Task prompt:
Determine how many lines in the entries contain the word "this", and give that number with no other text.

___ Data for analysis ___

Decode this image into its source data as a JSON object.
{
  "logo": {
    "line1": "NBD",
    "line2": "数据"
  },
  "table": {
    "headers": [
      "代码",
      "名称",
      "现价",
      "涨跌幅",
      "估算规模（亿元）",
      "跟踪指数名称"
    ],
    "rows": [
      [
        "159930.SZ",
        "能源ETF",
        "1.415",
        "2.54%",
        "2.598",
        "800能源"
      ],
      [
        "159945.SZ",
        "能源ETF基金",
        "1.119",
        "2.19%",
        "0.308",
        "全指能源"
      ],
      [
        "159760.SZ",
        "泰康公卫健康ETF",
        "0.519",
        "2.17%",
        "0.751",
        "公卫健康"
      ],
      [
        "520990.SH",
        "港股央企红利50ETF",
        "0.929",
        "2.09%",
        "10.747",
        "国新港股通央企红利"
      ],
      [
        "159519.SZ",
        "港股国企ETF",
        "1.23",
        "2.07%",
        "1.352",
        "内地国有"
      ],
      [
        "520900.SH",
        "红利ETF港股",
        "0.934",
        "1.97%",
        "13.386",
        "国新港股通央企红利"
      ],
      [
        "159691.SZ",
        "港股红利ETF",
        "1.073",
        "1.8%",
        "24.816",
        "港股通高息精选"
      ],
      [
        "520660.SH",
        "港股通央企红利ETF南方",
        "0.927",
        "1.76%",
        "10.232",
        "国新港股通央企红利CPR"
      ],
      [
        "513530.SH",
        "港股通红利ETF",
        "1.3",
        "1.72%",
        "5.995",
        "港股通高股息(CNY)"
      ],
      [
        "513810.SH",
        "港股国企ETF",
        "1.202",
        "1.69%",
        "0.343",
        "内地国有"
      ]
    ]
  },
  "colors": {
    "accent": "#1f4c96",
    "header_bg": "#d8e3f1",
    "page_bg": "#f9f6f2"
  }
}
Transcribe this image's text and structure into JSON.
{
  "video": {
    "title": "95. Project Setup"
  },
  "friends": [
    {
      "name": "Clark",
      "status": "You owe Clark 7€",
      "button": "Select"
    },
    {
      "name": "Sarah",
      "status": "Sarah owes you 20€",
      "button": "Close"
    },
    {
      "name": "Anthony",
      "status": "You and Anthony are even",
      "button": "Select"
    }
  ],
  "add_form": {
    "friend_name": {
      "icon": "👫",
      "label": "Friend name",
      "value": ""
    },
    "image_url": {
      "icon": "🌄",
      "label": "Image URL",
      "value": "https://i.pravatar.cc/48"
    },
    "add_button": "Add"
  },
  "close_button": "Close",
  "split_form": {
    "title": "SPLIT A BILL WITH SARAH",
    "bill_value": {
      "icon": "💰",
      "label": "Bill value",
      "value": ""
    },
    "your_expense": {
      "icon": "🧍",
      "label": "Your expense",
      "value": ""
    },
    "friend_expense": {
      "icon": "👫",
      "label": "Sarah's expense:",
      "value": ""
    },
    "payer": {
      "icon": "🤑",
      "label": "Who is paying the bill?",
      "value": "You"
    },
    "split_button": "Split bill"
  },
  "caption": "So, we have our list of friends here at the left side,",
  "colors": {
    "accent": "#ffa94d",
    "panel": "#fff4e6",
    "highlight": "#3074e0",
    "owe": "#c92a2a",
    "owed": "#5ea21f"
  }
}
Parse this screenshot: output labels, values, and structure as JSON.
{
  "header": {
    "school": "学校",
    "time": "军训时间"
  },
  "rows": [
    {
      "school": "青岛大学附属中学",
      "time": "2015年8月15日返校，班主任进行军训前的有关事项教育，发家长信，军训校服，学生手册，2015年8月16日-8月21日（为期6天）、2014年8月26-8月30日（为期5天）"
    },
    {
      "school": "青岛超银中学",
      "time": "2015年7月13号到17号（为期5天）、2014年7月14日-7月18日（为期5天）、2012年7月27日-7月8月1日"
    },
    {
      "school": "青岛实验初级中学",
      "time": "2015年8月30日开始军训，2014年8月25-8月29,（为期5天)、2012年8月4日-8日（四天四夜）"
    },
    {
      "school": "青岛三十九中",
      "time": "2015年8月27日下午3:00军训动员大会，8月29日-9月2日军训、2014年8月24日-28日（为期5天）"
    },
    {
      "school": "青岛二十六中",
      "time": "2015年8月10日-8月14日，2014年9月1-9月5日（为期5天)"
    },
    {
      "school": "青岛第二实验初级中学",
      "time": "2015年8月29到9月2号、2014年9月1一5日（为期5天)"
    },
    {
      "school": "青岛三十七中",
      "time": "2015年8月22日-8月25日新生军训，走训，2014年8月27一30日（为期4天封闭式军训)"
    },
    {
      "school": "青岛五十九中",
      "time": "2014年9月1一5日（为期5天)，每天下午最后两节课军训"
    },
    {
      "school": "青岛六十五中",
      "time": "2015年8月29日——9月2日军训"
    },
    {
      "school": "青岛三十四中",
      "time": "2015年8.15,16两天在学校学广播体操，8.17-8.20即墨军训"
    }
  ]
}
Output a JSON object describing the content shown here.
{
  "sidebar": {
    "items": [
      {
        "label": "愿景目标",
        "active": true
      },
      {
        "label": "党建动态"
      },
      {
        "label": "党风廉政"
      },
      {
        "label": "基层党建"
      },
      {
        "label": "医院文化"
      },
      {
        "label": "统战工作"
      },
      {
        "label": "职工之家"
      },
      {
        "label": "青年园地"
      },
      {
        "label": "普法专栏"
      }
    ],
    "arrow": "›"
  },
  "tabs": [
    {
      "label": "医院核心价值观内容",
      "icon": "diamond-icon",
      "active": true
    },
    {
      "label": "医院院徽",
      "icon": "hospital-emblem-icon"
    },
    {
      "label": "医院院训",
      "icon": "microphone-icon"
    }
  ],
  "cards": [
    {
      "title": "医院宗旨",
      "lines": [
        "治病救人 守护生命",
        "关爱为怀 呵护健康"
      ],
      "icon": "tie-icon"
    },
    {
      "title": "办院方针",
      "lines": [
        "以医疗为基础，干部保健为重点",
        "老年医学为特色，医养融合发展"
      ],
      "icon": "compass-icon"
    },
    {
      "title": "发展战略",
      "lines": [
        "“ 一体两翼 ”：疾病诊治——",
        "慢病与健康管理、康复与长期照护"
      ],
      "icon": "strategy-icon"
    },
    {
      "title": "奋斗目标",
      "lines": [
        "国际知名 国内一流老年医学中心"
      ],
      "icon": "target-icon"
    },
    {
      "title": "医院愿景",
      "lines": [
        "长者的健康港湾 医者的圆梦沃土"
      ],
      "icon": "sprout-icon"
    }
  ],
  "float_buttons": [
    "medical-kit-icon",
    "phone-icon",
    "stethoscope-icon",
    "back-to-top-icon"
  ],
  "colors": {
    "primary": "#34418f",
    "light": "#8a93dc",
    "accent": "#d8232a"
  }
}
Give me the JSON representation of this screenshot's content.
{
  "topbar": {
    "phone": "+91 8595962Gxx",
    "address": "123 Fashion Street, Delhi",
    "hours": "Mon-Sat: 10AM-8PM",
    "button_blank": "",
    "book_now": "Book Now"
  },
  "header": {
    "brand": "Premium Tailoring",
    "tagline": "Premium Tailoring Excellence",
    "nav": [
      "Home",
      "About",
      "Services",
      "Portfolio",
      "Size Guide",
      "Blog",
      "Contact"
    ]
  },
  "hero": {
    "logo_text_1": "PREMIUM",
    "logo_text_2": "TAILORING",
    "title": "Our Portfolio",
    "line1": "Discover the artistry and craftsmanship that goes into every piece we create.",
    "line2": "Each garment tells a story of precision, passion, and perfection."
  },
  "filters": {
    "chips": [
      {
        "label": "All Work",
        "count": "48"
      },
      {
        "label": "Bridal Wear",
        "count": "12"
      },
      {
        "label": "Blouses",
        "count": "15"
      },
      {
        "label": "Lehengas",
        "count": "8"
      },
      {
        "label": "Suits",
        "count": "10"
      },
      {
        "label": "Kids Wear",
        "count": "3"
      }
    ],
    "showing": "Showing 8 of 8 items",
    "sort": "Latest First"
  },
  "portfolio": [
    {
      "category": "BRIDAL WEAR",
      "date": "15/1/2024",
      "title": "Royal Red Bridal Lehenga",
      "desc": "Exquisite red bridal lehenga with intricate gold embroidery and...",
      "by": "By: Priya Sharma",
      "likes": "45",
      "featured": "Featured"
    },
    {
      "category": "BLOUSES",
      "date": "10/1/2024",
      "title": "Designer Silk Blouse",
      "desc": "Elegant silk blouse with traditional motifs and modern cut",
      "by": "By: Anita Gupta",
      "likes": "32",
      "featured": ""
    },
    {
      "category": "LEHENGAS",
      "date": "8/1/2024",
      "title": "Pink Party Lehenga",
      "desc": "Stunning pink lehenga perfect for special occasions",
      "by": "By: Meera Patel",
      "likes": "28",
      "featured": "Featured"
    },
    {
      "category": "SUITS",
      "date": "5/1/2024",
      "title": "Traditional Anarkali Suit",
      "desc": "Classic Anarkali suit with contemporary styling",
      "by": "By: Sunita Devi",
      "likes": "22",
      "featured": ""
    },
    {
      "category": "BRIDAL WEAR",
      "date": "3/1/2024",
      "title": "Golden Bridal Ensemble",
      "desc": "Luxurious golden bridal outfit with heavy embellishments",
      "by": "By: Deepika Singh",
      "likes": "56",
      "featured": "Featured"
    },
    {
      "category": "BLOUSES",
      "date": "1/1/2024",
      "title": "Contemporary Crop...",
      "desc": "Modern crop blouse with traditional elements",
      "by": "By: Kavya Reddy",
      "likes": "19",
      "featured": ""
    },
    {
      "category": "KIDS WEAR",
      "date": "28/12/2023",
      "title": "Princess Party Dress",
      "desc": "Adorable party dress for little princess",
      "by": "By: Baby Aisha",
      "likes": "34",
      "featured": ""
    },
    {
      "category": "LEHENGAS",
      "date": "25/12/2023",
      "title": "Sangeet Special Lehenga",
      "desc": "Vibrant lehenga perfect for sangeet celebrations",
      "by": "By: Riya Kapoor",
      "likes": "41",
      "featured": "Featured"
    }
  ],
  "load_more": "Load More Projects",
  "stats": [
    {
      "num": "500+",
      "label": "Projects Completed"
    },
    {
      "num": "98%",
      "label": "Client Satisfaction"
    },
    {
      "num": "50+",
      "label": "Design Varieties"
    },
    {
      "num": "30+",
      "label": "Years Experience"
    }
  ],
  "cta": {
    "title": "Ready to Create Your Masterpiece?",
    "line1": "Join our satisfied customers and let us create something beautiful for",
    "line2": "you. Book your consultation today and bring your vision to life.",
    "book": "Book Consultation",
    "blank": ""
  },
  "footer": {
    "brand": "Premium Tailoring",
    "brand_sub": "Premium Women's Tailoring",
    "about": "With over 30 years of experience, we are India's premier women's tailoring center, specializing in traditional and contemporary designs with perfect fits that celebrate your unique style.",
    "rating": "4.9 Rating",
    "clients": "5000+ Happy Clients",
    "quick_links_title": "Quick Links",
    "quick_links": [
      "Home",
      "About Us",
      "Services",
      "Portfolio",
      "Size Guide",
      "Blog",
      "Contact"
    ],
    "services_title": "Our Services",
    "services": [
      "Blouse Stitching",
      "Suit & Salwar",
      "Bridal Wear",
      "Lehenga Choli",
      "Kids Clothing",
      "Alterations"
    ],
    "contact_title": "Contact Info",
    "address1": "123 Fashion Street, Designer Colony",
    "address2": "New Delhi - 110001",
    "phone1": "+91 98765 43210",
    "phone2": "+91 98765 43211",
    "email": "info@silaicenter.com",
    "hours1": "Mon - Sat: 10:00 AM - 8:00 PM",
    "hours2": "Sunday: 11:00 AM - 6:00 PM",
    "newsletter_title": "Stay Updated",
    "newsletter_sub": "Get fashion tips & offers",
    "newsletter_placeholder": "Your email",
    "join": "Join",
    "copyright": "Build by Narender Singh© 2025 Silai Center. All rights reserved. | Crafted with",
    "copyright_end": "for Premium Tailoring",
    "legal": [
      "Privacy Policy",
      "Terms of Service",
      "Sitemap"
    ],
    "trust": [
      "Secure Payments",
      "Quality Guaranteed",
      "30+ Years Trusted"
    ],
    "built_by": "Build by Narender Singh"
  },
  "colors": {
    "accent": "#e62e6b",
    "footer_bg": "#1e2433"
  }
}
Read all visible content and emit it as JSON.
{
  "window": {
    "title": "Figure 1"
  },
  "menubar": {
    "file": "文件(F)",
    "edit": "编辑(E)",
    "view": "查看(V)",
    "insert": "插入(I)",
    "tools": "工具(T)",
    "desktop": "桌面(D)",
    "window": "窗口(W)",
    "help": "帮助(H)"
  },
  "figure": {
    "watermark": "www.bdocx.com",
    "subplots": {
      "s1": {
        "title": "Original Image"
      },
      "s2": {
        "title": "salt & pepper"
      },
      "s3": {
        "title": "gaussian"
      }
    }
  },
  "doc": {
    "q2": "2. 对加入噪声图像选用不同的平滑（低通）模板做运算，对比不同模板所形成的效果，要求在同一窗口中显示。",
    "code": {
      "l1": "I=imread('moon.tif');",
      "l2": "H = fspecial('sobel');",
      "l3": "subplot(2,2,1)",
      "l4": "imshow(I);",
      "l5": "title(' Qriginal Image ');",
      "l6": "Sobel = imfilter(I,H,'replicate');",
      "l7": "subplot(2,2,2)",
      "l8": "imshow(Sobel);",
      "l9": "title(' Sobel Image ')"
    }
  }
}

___

Finished task:
4